|St Lucia Politics|
St. Lucia is an island nation in the Caribbean Sea that is located on the boundary of the Atlantic Ocean. St. Lucia is part of the Lesser Antilles and is located north of the islands of Saint Vincent and the Grenadines. The capital of St. Lucia is Castries, which also happens to be the largest city on the island.
St. Lucia Early History
St. Lucia was probably first visited by Europeans around 1500. The first successful colony to be established on the island occurred in 1635 by the French, who also signed a treaty with the aboriginal population that were native to the land. England was able to seize power of the land shortly after the French signed the initial treaty with the native population.
England held control of the island from 1663 to 1667, when France finally regained control of the land. The island changed hands several more times between the two nations until it was finally ceded to the British in 1814. Like many islands in the Caribbean Sea, when they were first discovered, any country that was able to put up a fight in the region wanted their piece of land. This led to many conflicts and battles over St. Lucia and other Caribbean islands.
Although the British ended up with control in the end, they did not get every single island that they fought for, it would have been nearly impossible and would have strained the country past its limits.
St. Lucia 20th Century
Representative government was introduced to St. Lucia in 1924 and from 1958 to 1962, St. Lucia was a member of the Federation of the West Indies. In 1967, it became a member of the West Indies Associated States with full internal self-government. Like many other British overseas territories, St. Lucia gained full independence from Great Britain in 1979 and became a member of the British Commonwealth of Nations.
St. Lucia Political Scene
The political scene in St. Lucia is very similar to that of other British overseas territories in the Caribbean Sea. St. Lucia is considered to be a parliamentary democracy and constitutional monarchy. The Queen of England is the monarch and head of state. Since the Queen is obviously unable to reside in St. Lucia due to her commitments in the United Kingdom, a governor general is appointed to act on her behalf.
These three individuals, the Queen, governor general and the Prime Minister and his appointed cabinet, create the executive branch of government, which is the highest government authority in the country.
St. Lucia Politics Today

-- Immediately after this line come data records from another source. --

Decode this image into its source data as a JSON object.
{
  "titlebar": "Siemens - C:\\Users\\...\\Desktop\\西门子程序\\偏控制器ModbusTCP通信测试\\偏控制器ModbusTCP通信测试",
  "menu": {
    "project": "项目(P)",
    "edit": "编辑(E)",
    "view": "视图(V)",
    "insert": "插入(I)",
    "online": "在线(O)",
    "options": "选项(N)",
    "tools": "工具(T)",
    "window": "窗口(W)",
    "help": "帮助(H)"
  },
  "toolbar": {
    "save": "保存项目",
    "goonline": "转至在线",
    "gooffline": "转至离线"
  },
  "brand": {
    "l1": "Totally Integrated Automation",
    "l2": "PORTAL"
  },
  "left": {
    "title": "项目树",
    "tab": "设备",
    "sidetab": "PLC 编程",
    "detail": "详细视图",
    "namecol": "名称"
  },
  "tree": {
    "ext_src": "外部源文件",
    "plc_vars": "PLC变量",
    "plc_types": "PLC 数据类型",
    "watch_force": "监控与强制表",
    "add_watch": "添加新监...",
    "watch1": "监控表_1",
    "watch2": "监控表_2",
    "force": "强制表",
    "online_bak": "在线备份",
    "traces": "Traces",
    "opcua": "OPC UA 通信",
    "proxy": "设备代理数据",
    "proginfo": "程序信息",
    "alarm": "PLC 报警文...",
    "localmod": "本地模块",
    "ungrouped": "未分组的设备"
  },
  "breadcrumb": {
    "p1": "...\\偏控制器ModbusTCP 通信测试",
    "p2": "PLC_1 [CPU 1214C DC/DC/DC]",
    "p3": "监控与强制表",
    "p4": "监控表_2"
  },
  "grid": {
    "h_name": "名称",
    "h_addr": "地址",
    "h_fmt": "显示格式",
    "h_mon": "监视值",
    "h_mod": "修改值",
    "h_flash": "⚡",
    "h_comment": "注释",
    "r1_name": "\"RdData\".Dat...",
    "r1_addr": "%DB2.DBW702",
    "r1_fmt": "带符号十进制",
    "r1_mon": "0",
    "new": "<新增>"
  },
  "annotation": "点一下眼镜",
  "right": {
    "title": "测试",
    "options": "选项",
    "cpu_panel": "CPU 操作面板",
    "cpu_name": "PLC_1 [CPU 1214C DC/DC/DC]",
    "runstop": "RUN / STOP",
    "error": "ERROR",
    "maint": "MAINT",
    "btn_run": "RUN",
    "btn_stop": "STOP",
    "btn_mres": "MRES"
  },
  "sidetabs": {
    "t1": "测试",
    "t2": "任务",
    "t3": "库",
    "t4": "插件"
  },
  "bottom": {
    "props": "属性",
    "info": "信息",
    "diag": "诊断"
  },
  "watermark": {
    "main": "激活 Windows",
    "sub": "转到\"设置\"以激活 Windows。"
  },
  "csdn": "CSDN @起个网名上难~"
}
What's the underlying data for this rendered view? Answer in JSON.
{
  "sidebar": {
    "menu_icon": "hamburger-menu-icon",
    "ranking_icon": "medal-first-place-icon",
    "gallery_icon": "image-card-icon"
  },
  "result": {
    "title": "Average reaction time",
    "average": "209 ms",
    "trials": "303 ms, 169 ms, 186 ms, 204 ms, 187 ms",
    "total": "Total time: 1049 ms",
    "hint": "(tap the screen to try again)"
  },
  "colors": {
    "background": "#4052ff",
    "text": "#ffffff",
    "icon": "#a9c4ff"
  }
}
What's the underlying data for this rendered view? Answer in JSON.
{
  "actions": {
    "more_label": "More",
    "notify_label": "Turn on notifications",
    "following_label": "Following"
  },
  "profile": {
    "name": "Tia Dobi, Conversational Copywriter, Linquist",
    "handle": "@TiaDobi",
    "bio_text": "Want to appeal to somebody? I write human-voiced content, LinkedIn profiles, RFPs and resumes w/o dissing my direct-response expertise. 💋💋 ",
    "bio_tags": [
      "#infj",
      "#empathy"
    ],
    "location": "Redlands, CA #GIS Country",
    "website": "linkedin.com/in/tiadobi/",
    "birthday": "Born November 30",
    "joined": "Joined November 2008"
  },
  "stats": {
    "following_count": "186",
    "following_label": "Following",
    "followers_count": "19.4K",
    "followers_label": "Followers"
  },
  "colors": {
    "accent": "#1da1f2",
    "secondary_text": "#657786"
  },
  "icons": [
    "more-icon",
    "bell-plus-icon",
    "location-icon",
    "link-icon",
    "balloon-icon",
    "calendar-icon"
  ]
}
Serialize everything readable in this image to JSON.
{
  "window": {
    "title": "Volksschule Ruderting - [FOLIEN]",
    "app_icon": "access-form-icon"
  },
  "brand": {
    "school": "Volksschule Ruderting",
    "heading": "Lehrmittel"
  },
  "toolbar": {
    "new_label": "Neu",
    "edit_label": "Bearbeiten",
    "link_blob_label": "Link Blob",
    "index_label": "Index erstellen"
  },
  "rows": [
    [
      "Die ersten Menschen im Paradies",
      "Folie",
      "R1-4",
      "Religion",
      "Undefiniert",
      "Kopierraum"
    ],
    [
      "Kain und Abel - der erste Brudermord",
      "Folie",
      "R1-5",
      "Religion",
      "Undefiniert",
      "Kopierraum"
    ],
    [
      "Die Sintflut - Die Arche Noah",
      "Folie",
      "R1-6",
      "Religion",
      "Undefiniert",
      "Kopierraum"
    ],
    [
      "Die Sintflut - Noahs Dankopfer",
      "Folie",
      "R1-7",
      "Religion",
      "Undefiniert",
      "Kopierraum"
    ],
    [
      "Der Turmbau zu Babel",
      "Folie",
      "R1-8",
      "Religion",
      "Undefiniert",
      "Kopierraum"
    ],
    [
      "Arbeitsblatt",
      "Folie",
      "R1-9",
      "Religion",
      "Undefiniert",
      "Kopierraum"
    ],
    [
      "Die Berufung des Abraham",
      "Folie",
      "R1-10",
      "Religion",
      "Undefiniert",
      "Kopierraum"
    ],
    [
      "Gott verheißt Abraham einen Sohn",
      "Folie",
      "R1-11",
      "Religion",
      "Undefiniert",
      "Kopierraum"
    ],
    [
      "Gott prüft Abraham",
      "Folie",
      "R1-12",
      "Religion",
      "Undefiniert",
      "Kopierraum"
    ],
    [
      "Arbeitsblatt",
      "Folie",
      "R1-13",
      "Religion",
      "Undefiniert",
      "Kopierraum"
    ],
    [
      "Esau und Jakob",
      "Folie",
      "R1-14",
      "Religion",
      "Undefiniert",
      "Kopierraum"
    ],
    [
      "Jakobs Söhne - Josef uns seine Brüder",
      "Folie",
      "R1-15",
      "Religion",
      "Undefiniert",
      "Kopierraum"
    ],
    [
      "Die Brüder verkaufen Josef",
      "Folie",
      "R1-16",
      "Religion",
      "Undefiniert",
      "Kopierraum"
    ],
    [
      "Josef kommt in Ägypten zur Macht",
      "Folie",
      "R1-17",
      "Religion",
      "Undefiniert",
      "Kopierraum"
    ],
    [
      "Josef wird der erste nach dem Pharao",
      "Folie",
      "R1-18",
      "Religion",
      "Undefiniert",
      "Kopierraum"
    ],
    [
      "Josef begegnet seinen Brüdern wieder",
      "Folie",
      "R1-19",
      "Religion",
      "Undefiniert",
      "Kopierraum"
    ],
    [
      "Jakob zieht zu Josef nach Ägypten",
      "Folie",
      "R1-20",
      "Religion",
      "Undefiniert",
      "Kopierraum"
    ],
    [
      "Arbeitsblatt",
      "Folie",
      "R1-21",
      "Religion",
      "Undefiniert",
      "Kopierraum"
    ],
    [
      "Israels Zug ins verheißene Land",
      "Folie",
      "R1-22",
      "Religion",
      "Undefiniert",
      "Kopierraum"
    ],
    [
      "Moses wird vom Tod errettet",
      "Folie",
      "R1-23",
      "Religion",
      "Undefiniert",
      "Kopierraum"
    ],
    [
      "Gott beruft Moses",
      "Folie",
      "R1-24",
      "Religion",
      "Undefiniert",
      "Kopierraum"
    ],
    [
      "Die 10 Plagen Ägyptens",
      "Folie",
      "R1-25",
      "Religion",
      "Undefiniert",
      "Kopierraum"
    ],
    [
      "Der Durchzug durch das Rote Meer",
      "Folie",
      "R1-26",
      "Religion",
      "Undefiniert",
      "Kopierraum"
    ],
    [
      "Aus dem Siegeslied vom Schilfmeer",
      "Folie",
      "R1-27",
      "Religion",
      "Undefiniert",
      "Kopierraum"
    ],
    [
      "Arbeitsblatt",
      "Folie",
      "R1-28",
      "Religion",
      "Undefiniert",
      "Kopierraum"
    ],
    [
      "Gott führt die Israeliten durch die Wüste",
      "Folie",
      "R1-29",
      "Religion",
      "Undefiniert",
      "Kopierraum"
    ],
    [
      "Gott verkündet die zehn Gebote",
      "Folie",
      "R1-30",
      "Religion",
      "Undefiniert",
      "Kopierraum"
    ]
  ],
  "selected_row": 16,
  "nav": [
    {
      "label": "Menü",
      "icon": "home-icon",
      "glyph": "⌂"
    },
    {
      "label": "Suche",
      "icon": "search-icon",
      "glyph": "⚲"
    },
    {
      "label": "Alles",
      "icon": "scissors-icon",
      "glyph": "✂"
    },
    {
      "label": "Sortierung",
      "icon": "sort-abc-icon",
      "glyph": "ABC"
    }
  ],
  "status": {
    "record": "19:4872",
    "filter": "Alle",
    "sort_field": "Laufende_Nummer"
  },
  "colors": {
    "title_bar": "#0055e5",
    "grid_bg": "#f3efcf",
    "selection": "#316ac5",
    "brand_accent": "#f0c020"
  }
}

The political scene in St. Lucia remains very stable today, thanks in part to being a member of the British Commonwealth of Nations and having a committed government. Like most British overseas territories, the relationship between St. Lucia and the United Kingdom is very warm and friendly with the possibility of a break-up becoming highly unlikely. Like most countries in the Caribbean area, the majority of St. Lucia's economy is dependent on tourism.
St. Lucia is a highly respected nation within the British Commonwealth of Nations, therefore they usually receive distinguished and wealthy tourists. In addition to being affiliated with Great Britain, St. Lucia is also a member of the Caribbean Community and Common Market and home to the Organisation of the Eastern Caribbean States.